Time to own up mommas! Who here has at one point or another surrendered their smartphone or tablet to their kiddo to get a moment of peace and regain some form of sanity? *Slowly raises hands. I’m sure I’m not alone in admitting to it. No matter how much we have heard or read that screens and gadgets are bad for our kids, let’s face it. This is a losing battle, and while we may succeed in banning them from screens the first few years of their lives, sooner or later, they will have to face it. They will discover the Internet along with all the toy-unboxing videos on YouTube, and all the future viral songs after that never-ending Baby Shark song.
While we may have accepted that our kids are bound to use YouTube sooner or later, more danger awaits in some YouTube Channels. Recently, “fake cartoons” have been on the rise in the platform. Fake cartoons are crude and unofficial renditions of popular kiddie characters such as Paw Patrol, Peppa Pig, or even some Disney characters in err inappropriate and even dark storylines. Examples of these cartoons and videos show Peppa Pig having all her teeth taken out (ouch!) and Spiderman and Elsa having an affair (gasp!). These videos are labeled according to their popular characters, so they can easily slip into our kiddos’ YouTube feed.
So what do parents have to do aside from hunting down these crazies who upload such videos? Here are a few ways you can keep your kids safe on YouTube:
1. Always be on the lookout
Yes, it can be easy to resort to iPad nanny especially when we have a full plate, but we should still be mindful of what our kids are doing or watching on our smartphone or tablet. On YouTube, kids tend to pick out thumbnails they like the look of – you can check it out as well and be wary when the cartoon or drawing does not look anything like the official character itself (Peppa is a darker pink or Paw Patrol is rendered differently).
2. And be thorough
Aside from checking the thumbnail, it’s also better to skim through the video yourself. You do not have to watch the whole video, but you can skim your cursor along the time bar at the bottom of the video to check the clip’s frames.
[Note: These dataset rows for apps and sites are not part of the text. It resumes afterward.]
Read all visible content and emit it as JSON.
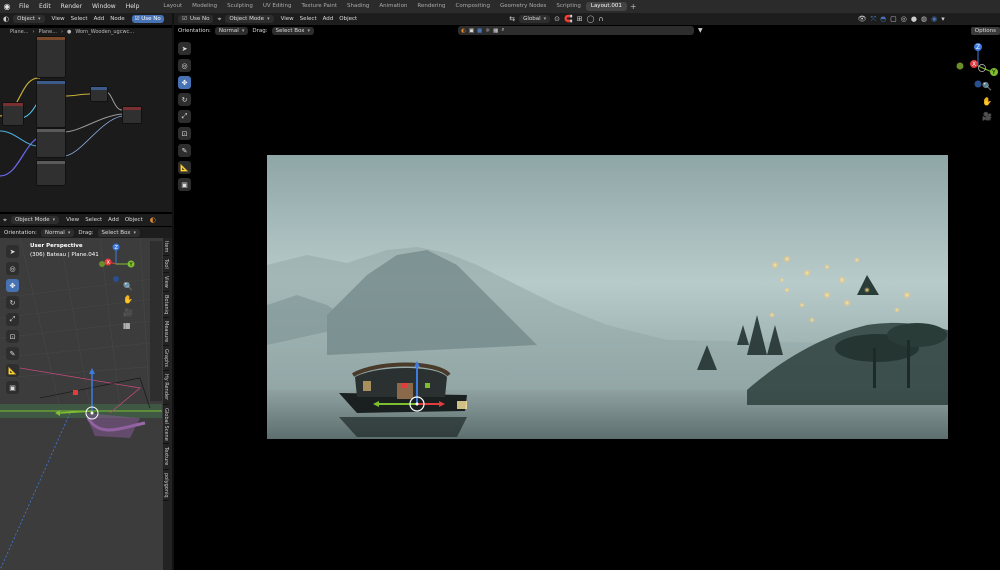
{
  "app": {
    "menu": [
      "File",
      "Edit",
      "Render",
      "Window",
      "Help"
    ],
    "workspaces": [
      "Layout",
      "Modeling",
      "Sculpting",
      "UV Editing",
      "Texture Paint",
      "Shading",
      "Animation",
      "Rendering",
      "Compositing",
      "Geometry Nodes",
      "Scripting",
      "Layout.001"
    ],
    "active_workspace": "Layout.001"
  },
  "node_editor": {
    "object_select": "Object",
    "menus": [
      "View",
      "Select",
      "Add",
      "Node"
    ],
    "use_nodes": "Use No",
    "breadcrumb": [
      "Plane...",
      "Plane...",
      "Worn_Wooden_ugcwc..."
    ]
  },
  "left_viewport": {
    "mode": "Object Mode",
    "menus": [
      "View",
      "Select",
      "Add",
      "Object"
    ],
    "orientation_label": "Orientation:",
    "orientation_value": "Normal",
    "drag_label": "Drag:",
    "drag_value": "Select Box",
    "overlay_title": "User Perspective",
    "overlay_subtitle": "(306) Bateau | Plane.041",
    "side_tabs": [
      "Item",
      "Tool",
      "View",
      "Botaniq",
      "Measure",
      "Graphs",
      "Hy Render",
      "Global Scene",
      "Texture",
      "polygoniq"
    ]
  },
  "main_viewport": {
    "mode": "Object Mode",
    "menus": [
      "View",
      "Select",
      "Add",
      "Object"
    ],
    "orientation_label": "Orientation:",
    "orientation_value": "Normal",
    "drag_label": "Drag:",
    "drag_value": "Select Box",
    "transform_orientation": "Global",
    "options_label": "Options"
  },
  "gizmo": {
    "x": "X",
    "y": "Y",
    "z": "Z"
  },
  "colors": {
    "accent": "#4772b3",
    "x_axis": "#e23c3c",
    "y_axis": "#7fbf2f",
    "z_axis": "#3d7be0"
  }
}
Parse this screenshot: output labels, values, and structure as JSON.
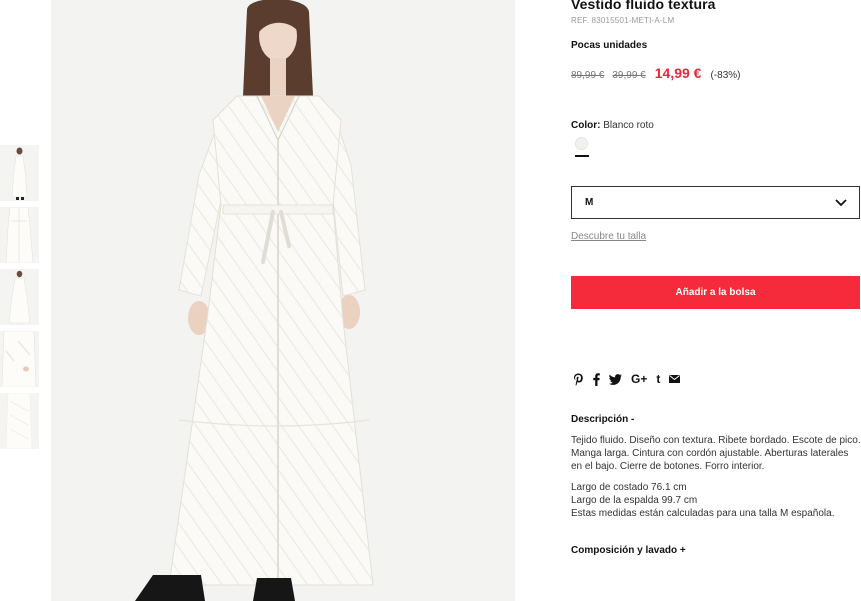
{
  "product": {
    "title": "Vestido fluido textura",
    "ref": "REF. 83015501-METI-A-LM",
    "stock": "Pocas unidades",
    "price_original": "89,99 €",
    "price_previous": "39,99 €",
    "price_current": "14,99 €",
    "discount": "(-83%)"
  },
  "color": {
    "label": "Color:",
    "value": "Blanco roto",
    "swatch_hex": "#f1f1ee"
  },
  "size": {
    "selected": "M",
    "guide_link": "Descubre tu talla"
  },
  "cart": {
    "add_label": "Añadir a la bolsa",
    "button_color": "#f52a3b"
  },
  "share": {
    "icons": [
      "pinterest-icon",
      "facebook-icon",
      "twitter-icon",
      "google-plus-icon",
      "tumblr-icon",
      "email-icon"
    ],
    "google_plus_label": "G+",
    "tumblr_label": "t"
  },
  "description": {
    "heading": "Descripción -",
    "text": "Tejido fluido. Diseño con textura. Ribete bordado. Escote de pico. Manga larga. Cintura con cordón ajustable. Aberturas laterales en el bajo. Cierre de botones. Forro interior.",
    "measures": [
      "Largo de costado 76.1 cm",
      "Largo de la espalda 99.7 cm",
      "Estas medidas están calculadas para una talla M española."
    ]
  },
  "composition": {
    "heading": "Composición y lavado +"
  },
  "colors": {
    "price_sale": "#e22a3a",
    "image_background": "#f3f3f2",
    "dress": "#fbfaf6"
  }
}
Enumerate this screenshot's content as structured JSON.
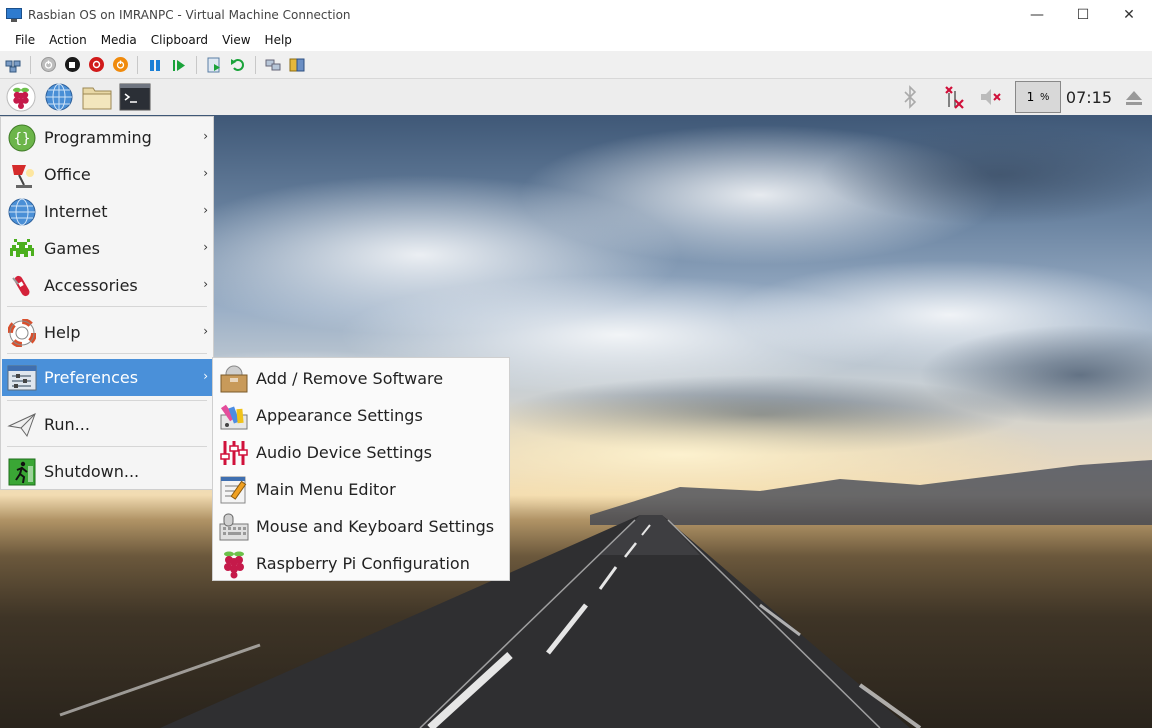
{
  "window": {
    "title": "Rasbian OS on IMRANPC - Virtual Machine Connection",
    "controls": {
      "minimize": "—",
      "maximize": "☐",
      "close": "✕"
    }
  },
  "menubar": [
    "File",
    "Action",
    "Media",
    "Clipboard",
    "View",
    "Help"
  ],
  "vm_toolbar": {
    "icons": [
      "ctrl-alt-del-icon",
      "start-icon",
      "turn-off-icon",
      "shutdown-icon",
      "save-icon",
      "pause-icon",
      "resume-icon",
      "checkpoint-icon",
      "revert-icon",
      "enhanced-session-icon",
      "share-icon"
    ]
  },
  "taskbar": {
    "cpu_value": "1",
    "cpu_unit": "%",
    "clock": "07:15"
  },
  "main_menu": {
    "items": [
      {
        "label": "Programming",
        "icon": "programming-icon",
        "has_submenu": true
      },
      {
        "label": "Office",
        "icon": "office-icon",
        "has_submenu": true
      },
      {
        "label": "Internet",
        "icon": "internet-icon",
        "has_submenu": true
      },
      {
        "label": "Games",
        "icon": "games-icon",
        "has_submenu": true
      },
      {
        "label": "Accessories",
        "icon": "accessories-icon",
        "has_submenu": true
      },
      {
        "label": "Help",
        "icon": "help-icon",
        "has_submenu": true
      },
      {
        "label": "Preferences",
        "icon": "preferences-icon",
        "has_submenu": true,
        "selected": true
      },
      {
        "label": "Run...",
        "icon": "run-icon",
        "has_submenu": false
      },
      {
        "label": "Shutdown...",
        "icon": "shutdown-icon",
        "has_submenu": false
      }
    ],
    "arrow": "›"
  },
  "preferences_submenu": {
    "items": [
      {
        "label": "Add / Remove Software",
        "icon": "package-icon"
      },
      {
        "label": "Appearance Settings",
        "icon": "appearance-icon"
      },
      {
        "label": "Audio Device Settings",
        "icon": "audio-mixer-icon"
      },
      {
        "label": "Main Menu Editor",
        "icon": "menu-editor-icon"
      },
      {
        "label": "Mouse and Keyboard Settings",
        "icon": "mouse-keyboard-icon"
      },
      {
        "label": "Raspberry Pi Configuration",
        "icon": "raspberry-icon"
      }
    ]
  },
  "colors": {
    "selection": "#4a90d9",
    "raspberry": "#c51a4a",
    "leaf": "#6cc04a"
  }
}
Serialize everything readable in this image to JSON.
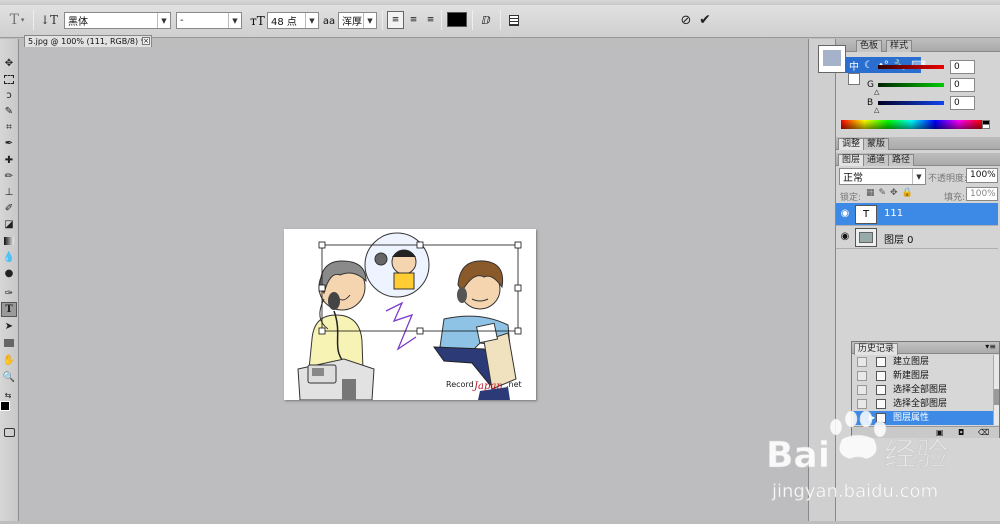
{
  "options_bar": {
    "font_family": "黑体",
    "font_style": "-",
    "font_size": "48 点",
    "antialias_label": "aa",
    "antialias": "浑厚",
    "text_color": "#000000"
  },
  "document_tab": {
    "title": "5.jpg @ 100% (111, RGB/8) *",
    "close": "×"
  },
  "artwork": {
    "watermark_small": "Record",
    "watermark_site": "Japan",
    "watermark_tld": ".net"
  },
  "color_panel": {
    "tabs": [
      "色板",
      "样式"
    ],
    "channels": [
      {
        "name": "",
        "value": "0",
        "color": "#cc0000"
      },
      {
        "name": "G",
        "value": "0",
        "color": "#00aa00"
      },
      {
        "name": "B",
        "value": "0",
        "color": "#1144cc"
      }
    ]
  },
  "ime_toolbar": {
    "mode": "中"
  },
  "adjust_panel": {
    "tabs": [
      "调整",
      "蒙版"
    ]
  },
  "layers_panel": {
    "tabs": [
      "图层",
      "通道",
      "路径"
    ],
    "blend_mode": "正常",
    "opacity_label": "不透明度:",
    "opacity": "100%",
    "lock_label": "锁定:",
    "fill_label": "填充:",
    "fill": "100%",
    "layers": [
      {
        "name": "111",
        "thumb": "T",
        "selected": true
      },
      {
        "name": "图层 0",
        "thumb": "",
        "selected": false
      }
    ]
  },
  "history_panel": {
    "title": "历史记录",
    "items": [
      {
        "label": "建立图层",
        "selected": false
      },
      {
        "label": "新建图层",
        "selected": false
      },
      {
        "label": "选择全部图层",
        "selected": false
      },
      {
        "label": "选择全部图层",
        "selected": false
      },
      {
        "label": "图层属性",
        "selected": true
      }
    ]
  },
  "watermark": {
    "brand_1": "Bai",
    "brand_2": "经验",
    "url": "jingyan.baidu.com"
  }
}
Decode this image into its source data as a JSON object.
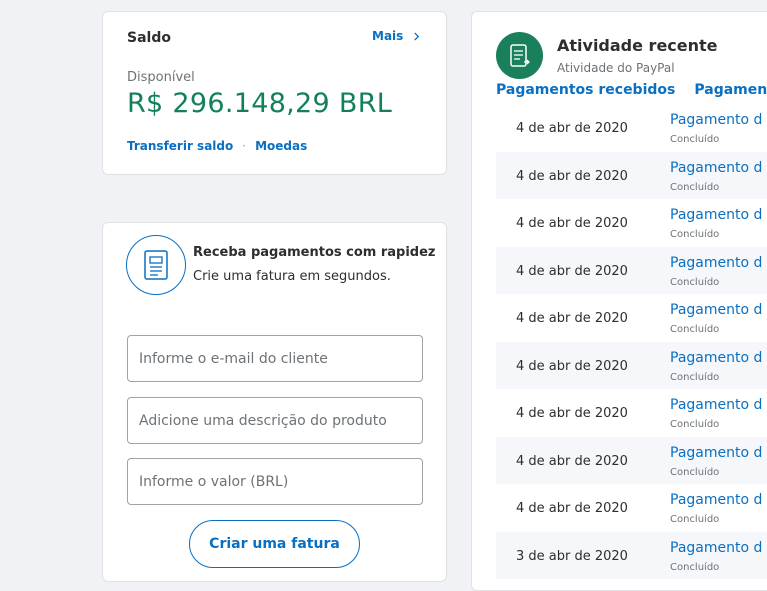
{
  "colors": {
    "accent": "#0a6fc2",
    "balance_green": "#14805a",
    "activity_icon_bg": "#1a7f5b"
  },
  "balance_card": {
    "title": "Saldo",
    "more_label": "Mais",
    "available_label": "Disponível",
    "amount": "R$ 296.148,29 BRL",
    "transfer_link": "Transferir saldo",
    "separator": "·",
    "currencies_link": "Moedas"
  },
  "invoice_card": {
    "title": "Receba pagamentos com rapidez",
    "subtitle": "Crie uma fatura em segundos.",
    "icon": "invoice-icon",
    "email_placeholder": "Informe o e-mail do cliente",
    "description_placeholder": "Adicione uma descrição do produto",
    "amount_placeholder": "Informe o valor (BRL)",
    "create_button": "Criar uma fatura"
  },
  "activity_card": {
    "title": "Atividade recente",
    "subtitle": "Atividade do PayPal",
    "icon": "activity-list-icon",
    "tabs": [
      "Pagamentos recebidos",
      "Pagamentos"
    ],
    "rows": [
      {
        "date": "4 de abr de 2020",
        "description": "Pagamento d",
        "status": "Concluído"
      },
      {
        "date": "4 de abr de 2020",
        "description": "Pagamento d",
        "status": "Concluído"
      },
      {
        "date": "4 de abr de 2020",
        "description": "Pagamento d",
        "status": "Concluído"
      },
      {
        "date": "4 de abr de 2020",
        "description": "Pagamento d",
        "status": "Concluído"
      },
      {
        "date": "4 de abr de 2020",
        "description": "Pagamento d",
        "status": "Concluído"
      },
      {
        "date": "4 de abr de 2020",
        "description": "Pagamento d",
        "status": "Concluído"
      },
      {
        "date": "4 de abr de 2020",
        "description": "Pagamento d",
        "status": "Concluído"
      },
      {
        "date": "4 de abr de 2020",
        "description": "Pagamento d",
        "status": "Concluído"
      },
      {
        "date": "4 de abr de 2020",
        "description": "Pagamento d",
        "status": "Concluído"
      },
      {
        "date": "3 de abr de 2020",
        "description": "Pagamento d",
        "status": "Concluído"
      }
    ]
  }
}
This way, your child will not fall victim to “YouTube poop” – which is the practice of embedding inappropriate content within what initially looks like innocent material in order to trick viewers into watching.
3. Make sure your YouTube is on restricted mode
YouTube has a built-in restricted mode that uses video titles, descriptions, metadata, community reviews, and age-restrictions to identify and filter possibly inappropriate content. And although it is not foolproof, making sure that this is on is a great start to ensuring that YouTube is safe for your kid.
4. Make a playlist for your kid
Making a playlist of pre-approved videos is another way to supervise what your children are watching. You can start by subscribing to playlists of trustworthy, kid-friendly channels – this way, newly available videos from said channels will be automatically added to your child’s playlist.
5. Set up and use a family account
Since YouTube uses a Google account, you can set up a shared account for your family so you can monitor what your children are doing on the Internet. This way, you can also see the videos persons who are using the said account are watching.
6. Use a different platform
Yes, there are a lot of kid-friendly channels and content in YouTube, but technically, it’s not really built for kids (according to their terms of service, it’s not for anyone under 13-years old). So you can try out other apps and sites that are more kid-friendly. You can check out Common Sense Media’s list of alternatives here.
We are not saying that YouTube is entirely bad, or that we should completely ban our kids from using it. Instead, we should always be mindful of what our kids are exposed to and are using, and take the necessary steps to safeguard them.